═══ RECORDS FOR THIS TASK

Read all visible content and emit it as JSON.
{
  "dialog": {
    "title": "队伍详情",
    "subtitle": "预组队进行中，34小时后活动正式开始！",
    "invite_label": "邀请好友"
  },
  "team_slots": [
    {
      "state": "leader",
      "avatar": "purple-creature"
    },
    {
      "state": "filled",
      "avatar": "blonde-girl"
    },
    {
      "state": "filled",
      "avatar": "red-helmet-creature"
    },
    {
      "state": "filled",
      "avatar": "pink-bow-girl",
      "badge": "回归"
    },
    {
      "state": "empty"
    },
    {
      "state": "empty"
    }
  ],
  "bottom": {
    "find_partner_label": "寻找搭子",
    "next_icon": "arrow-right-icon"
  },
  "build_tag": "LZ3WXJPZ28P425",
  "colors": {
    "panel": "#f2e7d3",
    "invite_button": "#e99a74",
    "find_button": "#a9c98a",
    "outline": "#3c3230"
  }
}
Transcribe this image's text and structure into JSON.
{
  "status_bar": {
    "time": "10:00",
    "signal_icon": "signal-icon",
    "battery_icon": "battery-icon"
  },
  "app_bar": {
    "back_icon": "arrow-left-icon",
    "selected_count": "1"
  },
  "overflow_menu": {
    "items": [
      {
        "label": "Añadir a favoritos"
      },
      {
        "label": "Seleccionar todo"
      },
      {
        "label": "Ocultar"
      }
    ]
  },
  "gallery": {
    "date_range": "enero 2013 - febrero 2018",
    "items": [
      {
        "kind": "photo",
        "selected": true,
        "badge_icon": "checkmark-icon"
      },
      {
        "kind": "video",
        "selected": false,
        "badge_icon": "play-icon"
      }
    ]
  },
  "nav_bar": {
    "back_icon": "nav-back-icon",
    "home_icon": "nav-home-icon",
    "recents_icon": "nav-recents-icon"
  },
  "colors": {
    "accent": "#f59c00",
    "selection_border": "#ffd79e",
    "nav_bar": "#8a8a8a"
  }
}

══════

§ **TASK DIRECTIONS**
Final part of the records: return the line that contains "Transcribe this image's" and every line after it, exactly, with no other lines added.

§ **EXERCISE OUTPUT**
Transcribe this image's text and structure into JSON.
{
  "status_bar": {
    "time": "10:00",
    "signal_icon": "signal-icon",
    "battery_icon": "battery-icon"
  },
  "app_bar": {
    "back_icon": "arrow-left-icon",
    "selected_count": "1"
  },
  "overflow_menu": {
    "items": [
      {
        "label": "Añadir a favoritos"
      },
      {
        "label": "Seleccionar todo"
      },
      {
        "label": "Ocultar"
      }
    ]
  },
  "gallery": {
    "date_range": "enero 2013 - febrero 2018",
    "items": [
      {
        "kind": "photo",
        "selected": true,
        "badge_icon": "checkmark-icon"
      },
      {
        "kind": "video",
        "selected": false,
        "badge_icon": "play-icon"
      }
    ]
  },
  "nav_bar": {
    "back_icon": "nav-back-icon",
    "home_icon": "nav-home-icon",
    "recents_icon": "nav-recents-icon"
  },
  "colors": {
    "accent": "#f59c00",
    "selection_border": "#ffd79e",
    "nav_bar": "#8a8a8a"
  }
}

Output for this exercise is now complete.